Farmworkers Fair Labor Practices Act (FFLPA)
The Farmworkers Fair Labor Practices Act, which passed both the Senate and the Assembly in late June and was signed by the governor, grants agricultural workers rights previously unavailable to them due to their exclusion from federal labor protections. With this law, farmworkers gained the right to collective bargaining and unemployment benefits. The bill also requires workers to be paid overtime after 60 hours of work each week and mandates that employers offer a day of rest per week.
The legislation that passed was significantly weaker than what was initially proposed, with a 60-hour overtime threshold rather than 40 hours and a clause defining strikes, slowdowns and work stoppages as unfair labor practices.
“I’m almost skeptical the deal promises what it promises,” Carlos Gutierrez, health and safety trainer at TCWC, said. “But we’ll see what happens along the way, how they’ll implement it.”
Gutierrez said there are still issues with overtime pay and access to rights within industries that are protected by older legislature like the Fair Labor Standards Act of 1938, which he said makes him wonder how the government will enforce these new standards in the agricultural sector. But, he said, it’s progress.
“This is something new; we’ll see how it goes,” he said. “We need to continue to protect what we’ve got and to acquire more rights and more benefits.”
In addition to new legislative protections for farmworkers, in May the New York State Appellate Court ruled that farmworkers have the right to organize. The ruling came from a case brought to court by Crispin Hernandez, a member of the Workers’ Center in Syracuse, who was fired from his job in retaliation for organizing fellow workers.
Green Light New York
The Driver’s License Access and Privacy Act, more commonly known as the ‘Green Light’ bill, was signed by the governor in early June and allows New Yorkers to apply for driver’s licenses regardless of their immigration status. Applicants will need to meet all existing eligibility requirements for a license, but will not need to have a social security number.

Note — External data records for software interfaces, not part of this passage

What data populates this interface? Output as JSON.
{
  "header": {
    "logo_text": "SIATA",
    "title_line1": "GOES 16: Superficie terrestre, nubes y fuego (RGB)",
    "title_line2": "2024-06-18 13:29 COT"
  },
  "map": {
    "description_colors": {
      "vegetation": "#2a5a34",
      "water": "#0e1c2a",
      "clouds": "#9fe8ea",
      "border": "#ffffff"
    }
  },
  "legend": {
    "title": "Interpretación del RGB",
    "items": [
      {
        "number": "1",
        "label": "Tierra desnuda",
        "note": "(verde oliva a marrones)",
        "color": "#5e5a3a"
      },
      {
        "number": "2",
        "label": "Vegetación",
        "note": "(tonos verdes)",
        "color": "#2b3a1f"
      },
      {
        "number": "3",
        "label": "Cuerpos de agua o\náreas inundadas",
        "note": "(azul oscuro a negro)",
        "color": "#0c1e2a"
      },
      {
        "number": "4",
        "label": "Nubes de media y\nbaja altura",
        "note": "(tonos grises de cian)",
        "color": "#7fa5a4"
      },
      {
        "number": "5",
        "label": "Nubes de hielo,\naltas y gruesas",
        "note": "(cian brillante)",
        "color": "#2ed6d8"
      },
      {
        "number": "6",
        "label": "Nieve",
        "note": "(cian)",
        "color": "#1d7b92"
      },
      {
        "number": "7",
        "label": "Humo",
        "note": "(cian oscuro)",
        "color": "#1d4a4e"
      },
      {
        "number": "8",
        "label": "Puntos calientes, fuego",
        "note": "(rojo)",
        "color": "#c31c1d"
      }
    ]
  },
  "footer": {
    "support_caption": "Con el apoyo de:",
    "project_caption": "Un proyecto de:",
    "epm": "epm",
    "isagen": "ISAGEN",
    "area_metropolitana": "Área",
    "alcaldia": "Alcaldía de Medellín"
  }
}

The Public Safety Committee of the Tompkins County Legislature previously sent a resolution to Albany urging the passage of the bill, as did the City of Ithaca’s Common Council. This act was a joint priority of the Upstate NY Workers’ Center Alliance, which was founded in part by the Tompkins County Workers’ Center. The Tompkins County Sheriff, Derek Osborne, has been an outspoken supporter of the measure and has said it would improve public safety.
Meyers said he thinks the law is a positive step because “if someone is going to be here, you’d rather have them be driving safely and with insurance. Whatever one’s stance is on immigration or documentation, people are here.”
Expanded workplace sexual harassment protections
New York state has made a few key changes to workplace sexual harassment law, including extending the statute of limitations for sexual harassment complaints from one to three years, prohibiting non-disclosure agreements related to discrimination and lowering the burden of proof for claims by removing the requirement that harassment be “severe and pervasive.”
The bill also expands protections for classes of workers including contractors and domestic workers and requires employers to provide materials related to sexual harassment programs in the primary language of employees.
Brown said the changes are a step forward, but said some don’t go far enough.
“The state is actually recognizing how hard it is to come forward with an allegation,” he said. “Honestly, three years isn’t enough. The time involved in processing the trauma and dehumanization is longer than that. But a three-year statute is way better than one.”
“There’s a lot more opportunity for people to bring their complaints and have their situation heard and have justice dealt,” Brown said.
Featured image: Ithaca attendees watched speakers in Manhattan via livestream. (Becky Mehorter/The Ithaca Voice)